But competitive he is, and always would have been, no matter what wishful thinking progressives engaged in. That reflects several things. One is that the Electoral College is, at least in this election, biased in favour of Trump. That’s not through rorting or Republican machinations — it’s just the way it has turned out this time around.
As FiveThirtyEight’s Nate Silver explained months ago, in this election the battleground states that will likely decide the race mostly lean Republican.
Of the 14 states that recurred constantly in election outcome simulations, only three lean Democrat. Another, Michigan (which Biden was expected to win easily, but has proved far tighter, and which won’t report tonight) is more or less neutral; the remainder tilt Republican by varying degrees. So if it’s anything other than a landslide, the battle was always going to be on turf favourable to Trump.

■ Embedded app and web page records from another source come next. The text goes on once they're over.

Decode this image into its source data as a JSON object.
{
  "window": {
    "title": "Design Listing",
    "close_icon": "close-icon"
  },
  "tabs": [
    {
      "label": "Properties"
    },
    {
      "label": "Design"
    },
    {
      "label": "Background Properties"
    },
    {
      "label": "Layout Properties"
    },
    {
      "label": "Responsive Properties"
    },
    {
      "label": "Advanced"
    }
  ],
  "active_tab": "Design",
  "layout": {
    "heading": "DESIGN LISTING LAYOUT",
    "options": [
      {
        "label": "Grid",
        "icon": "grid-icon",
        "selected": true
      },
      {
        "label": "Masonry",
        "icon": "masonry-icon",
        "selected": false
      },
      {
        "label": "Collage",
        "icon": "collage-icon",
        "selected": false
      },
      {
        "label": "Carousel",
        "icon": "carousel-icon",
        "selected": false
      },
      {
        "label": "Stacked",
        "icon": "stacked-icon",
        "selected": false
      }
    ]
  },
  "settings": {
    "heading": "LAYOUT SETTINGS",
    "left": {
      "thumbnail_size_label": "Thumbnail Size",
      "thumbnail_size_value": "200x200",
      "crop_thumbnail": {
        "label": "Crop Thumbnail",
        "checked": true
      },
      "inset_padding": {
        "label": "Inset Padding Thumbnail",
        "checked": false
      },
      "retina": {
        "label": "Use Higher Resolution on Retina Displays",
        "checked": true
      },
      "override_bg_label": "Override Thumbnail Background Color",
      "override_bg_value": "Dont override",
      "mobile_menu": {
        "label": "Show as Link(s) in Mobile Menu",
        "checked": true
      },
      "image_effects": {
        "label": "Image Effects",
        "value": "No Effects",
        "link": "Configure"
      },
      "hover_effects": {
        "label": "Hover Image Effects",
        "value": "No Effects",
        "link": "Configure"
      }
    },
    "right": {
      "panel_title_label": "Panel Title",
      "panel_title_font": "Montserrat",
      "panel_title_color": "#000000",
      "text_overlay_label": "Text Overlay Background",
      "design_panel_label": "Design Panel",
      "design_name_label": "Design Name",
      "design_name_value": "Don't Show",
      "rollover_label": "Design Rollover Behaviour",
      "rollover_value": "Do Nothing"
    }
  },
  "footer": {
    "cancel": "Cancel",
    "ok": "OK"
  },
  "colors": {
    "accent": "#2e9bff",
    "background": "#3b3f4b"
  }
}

As it’s turned out, some of those red battleground states haven’t worked for Trump — Biden won New Hampshire, and even Fox News has called Arizona for the Democrat. But Trump doesn’t need all of them, especially after picking up Florida.
Another factor — at least for Australians — is an ignorance of just how systemic Republican voter suppression is in the US.
While most attention has been focused on Trump’s campaign against mail ballots — which he himself uses — GOP efforts to prevent minority voting run from constant litigation to laws restricting voting, the purging of electoral rolls and robocalls and advertising designed to deter or dissuade minorities from voting.
As a result, by one calculation, Democrats have to beat Republicans by three to four points in the primary vote to secure the Electoral College.
The other factor reflects the deep, and deeply scary, fragmentation of the United States. The truest thing Trump ever said is “I couldn’t stand in the middle of Fifth Avenue and shoot somebody and I wouldn’t lose any voters”.
Tonight is a perfect demonstration of that: he is responsible for, at the very least, tens of thousands of deaths beyond what would have occurred in a pandemic under any other president in the last 50 years. Trump supporters in effect don’t care what he does or what he says.
Even if they’re not enough to get him over the line for a second term, they illustrate just how tribalised the United States has become. A man so blatantly incompetent and offensive even to many in his own party, even to many of those who worked closely with him, even to some of his previously loyal allies, can still turn out a solid core of the electorate to support him.
And if Trump loses, those supporters aren’t going anywhere. It’s their America too, even if it’s run by a Democrat.